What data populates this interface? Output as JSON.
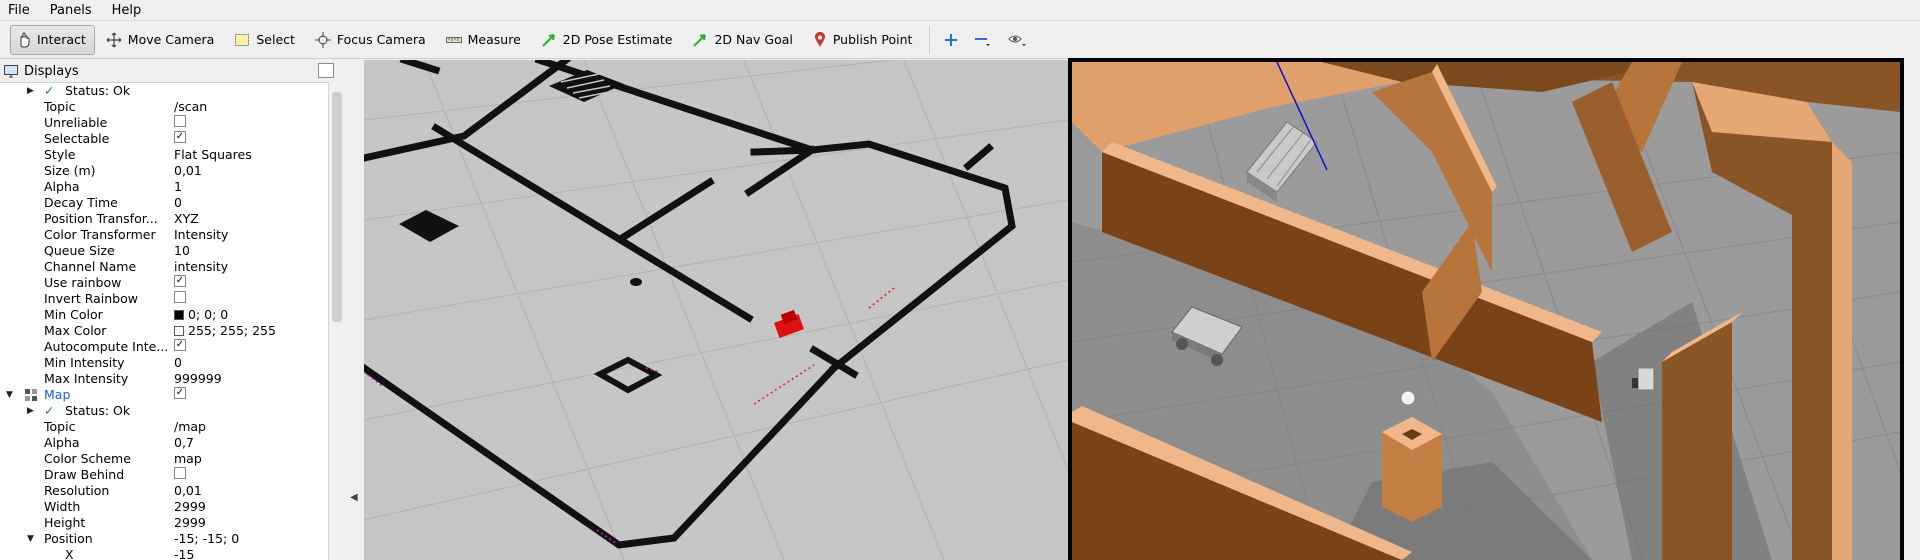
{
  "menu": [
    "File",
    "Panels",
    "Help"
  ],
  "toolbar": {
    "tools": [
      {
        "label": "Interact",
        "icon": "hand-icon",
        "active": true
      },
      {
        "label": "Move Camera",
        "icon": "move-camera-icon"
      },
      {
        "label": "Select",
        "icon": "select-icon"
      },
      {
        "label": "Focus Camera",
        "icon": "focus-camera-icon"
      },
      {
        "label": "Measure",
        "icon": "ruler-icon"
      },
      {
        "label": "2D Pose Estimate",
        "icon": "green-arrow-icon"
      },
      {
        "label": "2D Nav Goal",
        "icon": "green-arrow-icon"
      },
      {
        "label": "Publish Point",
        "icon": "map-pin-icon"
      }
    ],
    "extra_icons": [
      "plus-icon",
      "minus-icon",
      "eye-icon"
    ]
  },
  "displays": {
    "title": "Displays",
    "rows": [
      {
        "type": "status",
        "label": "Status: Ok"
      },
      {
        "key": "Topic",
        "value": "/scan"
      },
      {
        "key": "Unreliable",
        "check": false
      },
      {
        "key": "Selectable",
        "check": true
      },
      {
        "key": "Style",
        "value": "Flat Squares"
      },
      {
        "key": "Size (m)",
        "value": "0,01"
      },
      {
        "key": "Alpha",
        "value": "1"
      },
      {
        "key": "Decay Time",
        "value": "0"
      },
      {
        "key": "Position Transfor...",
        "value": "XYZ"
      },
      {
        "key": "Color Transformer",
        "value": "Intensity"
      },
      {
        "key": "Queue Size",
        "value": "10"
      },
      {
        "key": "Channel Name",
        "value": "intensity"
      },
      {
        "key": "Use rainbow",
        "check": true
      },
      {
        "key": "Invert Rainbow",
        "check": false
      },
      {
        "key": "Min Color",
        "value": "0; 0; 0",
        "swatch": "#000000"
      },
      {
        "key": "Max Color",
        "value": "255; 255; 255",
        "swatch": "#ffffff"
      },
      {
        "key": "Autocompute Inte...",
        "check": true
      },
      {
        "key": "Min Intensity",
        "value": "0"
      },
      {
        "key": "Max Intensity",
        "value": "999999"
      },
      {
        "type": "display",
        "label": "Map",
        "check": true
      },
      {
        "type": "status",
        "label": "Status: Ok"
      },
      {
        "key": "Topic",
        "value": "/map"
      },
      {
        "key": "Alpha",
        "value": "0,7"
      },
      {
        "key": "Color Scheme",
        "value": "map"
      },
      {
        "key": "Draw Behind",
        "check": false
      },
      {
        "key": "Resolution",
        "value": "0,01"
      },
      {
        "key": "Width",
        "value": "2999"
      },
      {
        "key": "Height",
        "value": "2999"
      },
      {
        "key": "Position",
        "value": "-15; -15; 0",
        "expanded": true
      },
      {
        "key": "X",
        "value": "-15",
        "indent": true
      }
    ]
  }
}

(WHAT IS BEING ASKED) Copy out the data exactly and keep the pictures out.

(ANSWER)
What data populates this interface? Output as JSON.
{
  "menu": [
    "File",
    "Panels",
    "Help"
  ],
  "toolbar": {
    "tools": [
      {
        "label": "Interact",
        "icon": "hand-icon",
        "active": true
      },
      {
        "label": "Move Camera",
        "icon": "move-camera-icon"
      },
      {
        "label": "Select",
        "icon": "select-icon"
      },
      {
        "label": "Focus Camera",
        "icon": "focus-camera-icon"
      },
      {
        "label": "Measure",
        "icon": "ruler-icon"
      },
      {
        "label": "2D Pose Estimate",
        "icon": "green-arrow-icon"
      },
      {
        "label": "2D Nav Goal",
        "icon": "green-arrow-icon"
      },
      {
        "label": "Publish Point",
        "icon": "map-pin-icon"
      }
    ],
    "extra_icons": [
      "plus-icon",
      "minus-icon",
      "eye-icon"
    ]
  },
  "displays": {
    "title": "Displays",
    "rows": [
      {
        "type": "status",
        "label": "Status: Ok"
      },
      {
        "key": "Topic",
        "value": "/scan"
      },
      {
        "key": "Unreliable",
        "check": false
      },
      {
        "key": "Selectable",
        "check": true
      },
      {
        "key": "Style",
        "value": "Flat Squares"
      },
      {
        "key": "Size (m)",
        "value": "0,01"
      },
      {
        "key": "Alpha",
        "value": "1"
      },
      {
        "key": "Decay Time",
        "value": "0"
      },
      {
        "key": "Position Transfor...",
        "value": "XYZ"
      },
      {
        "key": "Color Transformer",
        "value": "Intensity"
      },
      {
        "key": "Queue Size",
        "value": "10"
      },
      {
        "key": "Channel Name",
        "value": "intensity"
      },
      {
        "key": "Use rainbow",
        "check": true
      },
      {
        "key": "Invert Rainbow",
        "check": false
      },
      {
        "key": "Min Color",
        "value": "0; 0; 0",
        "swatch": "#000000"
      },
      {
        "key": "Max Color",
        "value": "255; 255; 255",
        "swatch": "#ffffff"
      },
      {
        "key": "Autocompute Inte...",
        "check": true
      },
      {
        "key": "Min Intensity",
        "value": "0"
      },
      {
        "key": "Max Intensity",
        "value": "999999"
      },
      {
        "type": "display",
        "label": "Map",
        "check": true
      },
      {
        "type": "status",
        "label": "Status: Ok"
      },
      {
        "key": "Topic",
        "value": "/map"
      },
      {
        "key": "Alpha",
        "value": "0,7"
      },
      {
        "key": "Color Scheme",
        "value": "map"
      },
      {
        "key": "Draw Behind",
        "check": false
      },
      {
        "key": "Resolution",
        "value": "0,01"
      },
      {
        "key": "Width",
        "value": "2999"
      },
      {
        "key": "Height",
        "value": "2999"
      },
      {
        "key": "Position",
        "value": "-15; -15; 0",
        "expanded": true
      },
      {
        "key": "X",
        "value": "-15",
        "indent": true
      }
    ]
  }
}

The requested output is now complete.